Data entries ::
BEGIN
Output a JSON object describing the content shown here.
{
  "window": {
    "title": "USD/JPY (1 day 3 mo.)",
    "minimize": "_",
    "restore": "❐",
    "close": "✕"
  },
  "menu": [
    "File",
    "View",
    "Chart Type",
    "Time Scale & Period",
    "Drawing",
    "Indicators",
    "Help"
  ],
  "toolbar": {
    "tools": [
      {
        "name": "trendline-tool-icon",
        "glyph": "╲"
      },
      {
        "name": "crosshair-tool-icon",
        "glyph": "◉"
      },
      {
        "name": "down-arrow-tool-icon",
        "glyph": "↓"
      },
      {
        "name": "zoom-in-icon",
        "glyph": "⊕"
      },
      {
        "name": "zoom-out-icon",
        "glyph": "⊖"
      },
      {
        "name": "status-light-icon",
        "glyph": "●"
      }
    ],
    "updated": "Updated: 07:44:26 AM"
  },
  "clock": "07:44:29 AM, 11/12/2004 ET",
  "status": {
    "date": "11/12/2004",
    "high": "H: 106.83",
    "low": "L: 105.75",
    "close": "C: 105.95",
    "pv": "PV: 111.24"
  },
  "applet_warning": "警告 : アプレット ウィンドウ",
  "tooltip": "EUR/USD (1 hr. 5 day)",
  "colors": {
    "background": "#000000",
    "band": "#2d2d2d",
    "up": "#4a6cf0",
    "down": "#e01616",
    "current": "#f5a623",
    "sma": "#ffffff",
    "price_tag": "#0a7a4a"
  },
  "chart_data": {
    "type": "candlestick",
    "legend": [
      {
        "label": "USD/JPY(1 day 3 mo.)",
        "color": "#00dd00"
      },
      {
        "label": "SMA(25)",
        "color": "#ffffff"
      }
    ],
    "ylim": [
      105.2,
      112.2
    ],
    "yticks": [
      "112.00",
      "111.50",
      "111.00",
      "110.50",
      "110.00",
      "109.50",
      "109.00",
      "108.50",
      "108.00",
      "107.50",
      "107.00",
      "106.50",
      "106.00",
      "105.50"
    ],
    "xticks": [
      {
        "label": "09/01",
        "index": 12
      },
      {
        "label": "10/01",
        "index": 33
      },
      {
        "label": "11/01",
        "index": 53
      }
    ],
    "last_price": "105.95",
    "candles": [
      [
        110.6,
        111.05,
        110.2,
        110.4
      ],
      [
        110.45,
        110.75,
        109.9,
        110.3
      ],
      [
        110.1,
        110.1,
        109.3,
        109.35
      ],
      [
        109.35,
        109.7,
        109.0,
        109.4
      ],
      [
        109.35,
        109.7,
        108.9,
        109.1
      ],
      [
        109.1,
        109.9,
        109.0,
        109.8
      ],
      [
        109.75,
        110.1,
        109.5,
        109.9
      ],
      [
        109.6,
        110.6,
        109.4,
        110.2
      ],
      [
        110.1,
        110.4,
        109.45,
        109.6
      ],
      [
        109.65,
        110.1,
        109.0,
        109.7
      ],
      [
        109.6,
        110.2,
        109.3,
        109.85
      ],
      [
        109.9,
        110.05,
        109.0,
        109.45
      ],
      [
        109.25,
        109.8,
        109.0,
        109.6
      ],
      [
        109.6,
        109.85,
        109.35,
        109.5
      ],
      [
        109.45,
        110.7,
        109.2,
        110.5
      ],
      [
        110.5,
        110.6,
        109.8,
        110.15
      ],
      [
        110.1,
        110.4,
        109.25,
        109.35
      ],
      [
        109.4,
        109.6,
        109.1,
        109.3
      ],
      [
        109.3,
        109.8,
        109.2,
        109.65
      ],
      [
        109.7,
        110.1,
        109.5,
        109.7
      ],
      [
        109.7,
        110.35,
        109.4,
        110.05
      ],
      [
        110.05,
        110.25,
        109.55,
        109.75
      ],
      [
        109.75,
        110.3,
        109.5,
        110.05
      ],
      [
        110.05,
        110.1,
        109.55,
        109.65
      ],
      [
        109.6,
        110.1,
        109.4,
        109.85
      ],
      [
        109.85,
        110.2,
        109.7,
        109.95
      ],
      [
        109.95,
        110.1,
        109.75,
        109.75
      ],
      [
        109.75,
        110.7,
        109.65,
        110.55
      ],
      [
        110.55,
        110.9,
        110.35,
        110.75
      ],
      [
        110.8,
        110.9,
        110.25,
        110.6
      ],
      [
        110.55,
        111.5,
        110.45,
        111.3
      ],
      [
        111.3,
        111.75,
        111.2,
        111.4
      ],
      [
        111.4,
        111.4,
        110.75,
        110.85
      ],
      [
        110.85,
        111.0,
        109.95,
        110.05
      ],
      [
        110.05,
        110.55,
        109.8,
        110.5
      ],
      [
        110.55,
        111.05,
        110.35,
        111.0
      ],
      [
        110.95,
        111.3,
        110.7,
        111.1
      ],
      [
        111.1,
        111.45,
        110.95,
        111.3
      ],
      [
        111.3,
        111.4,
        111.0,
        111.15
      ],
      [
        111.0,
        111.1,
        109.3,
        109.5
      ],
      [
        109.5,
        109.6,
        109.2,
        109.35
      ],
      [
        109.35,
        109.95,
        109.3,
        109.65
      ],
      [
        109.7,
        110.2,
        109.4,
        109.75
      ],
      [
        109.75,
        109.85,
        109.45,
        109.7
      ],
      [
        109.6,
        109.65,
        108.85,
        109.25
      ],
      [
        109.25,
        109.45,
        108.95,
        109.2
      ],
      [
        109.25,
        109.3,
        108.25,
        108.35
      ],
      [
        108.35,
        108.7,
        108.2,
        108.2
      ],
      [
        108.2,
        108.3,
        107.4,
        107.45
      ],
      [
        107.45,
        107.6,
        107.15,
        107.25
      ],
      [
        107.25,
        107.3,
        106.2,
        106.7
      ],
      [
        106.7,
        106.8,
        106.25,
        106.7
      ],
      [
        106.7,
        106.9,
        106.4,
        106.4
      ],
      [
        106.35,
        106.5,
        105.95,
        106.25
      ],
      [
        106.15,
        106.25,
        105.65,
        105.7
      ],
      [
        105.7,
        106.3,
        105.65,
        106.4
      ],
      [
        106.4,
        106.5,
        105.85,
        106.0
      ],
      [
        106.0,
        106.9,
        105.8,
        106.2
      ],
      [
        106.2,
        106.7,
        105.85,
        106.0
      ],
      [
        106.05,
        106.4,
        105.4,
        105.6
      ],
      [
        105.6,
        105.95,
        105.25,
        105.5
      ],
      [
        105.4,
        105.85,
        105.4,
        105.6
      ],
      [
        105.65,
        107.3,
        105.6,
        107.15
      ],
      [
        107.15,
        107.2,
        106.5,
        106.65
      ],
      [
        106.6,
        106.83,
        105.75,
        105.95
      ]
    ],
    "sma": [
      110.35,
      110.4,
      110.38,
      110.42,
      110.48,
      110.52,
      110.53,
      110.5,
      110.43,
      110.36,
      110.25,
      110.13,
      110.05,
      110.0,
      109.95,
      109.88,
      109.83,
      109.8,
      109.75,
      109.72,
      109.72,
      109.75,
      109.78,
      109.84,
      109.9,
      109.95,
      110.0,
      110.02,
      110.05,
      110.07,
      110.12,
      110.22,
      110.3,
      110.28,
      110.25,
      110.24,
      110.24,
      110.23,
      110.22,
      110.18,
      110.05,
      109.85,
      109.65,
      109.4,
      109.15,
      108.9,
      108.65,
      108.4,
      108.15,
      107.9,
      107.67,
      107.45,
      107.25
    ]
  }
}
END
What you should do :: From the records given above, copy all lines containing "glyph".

Expected answer ::
        "glyph": "╲"
        "glyph": "◉"
        "glyph": "↓"
        "glyph": "⊕"
        "glyph": "⊖"
        "glyph": "●"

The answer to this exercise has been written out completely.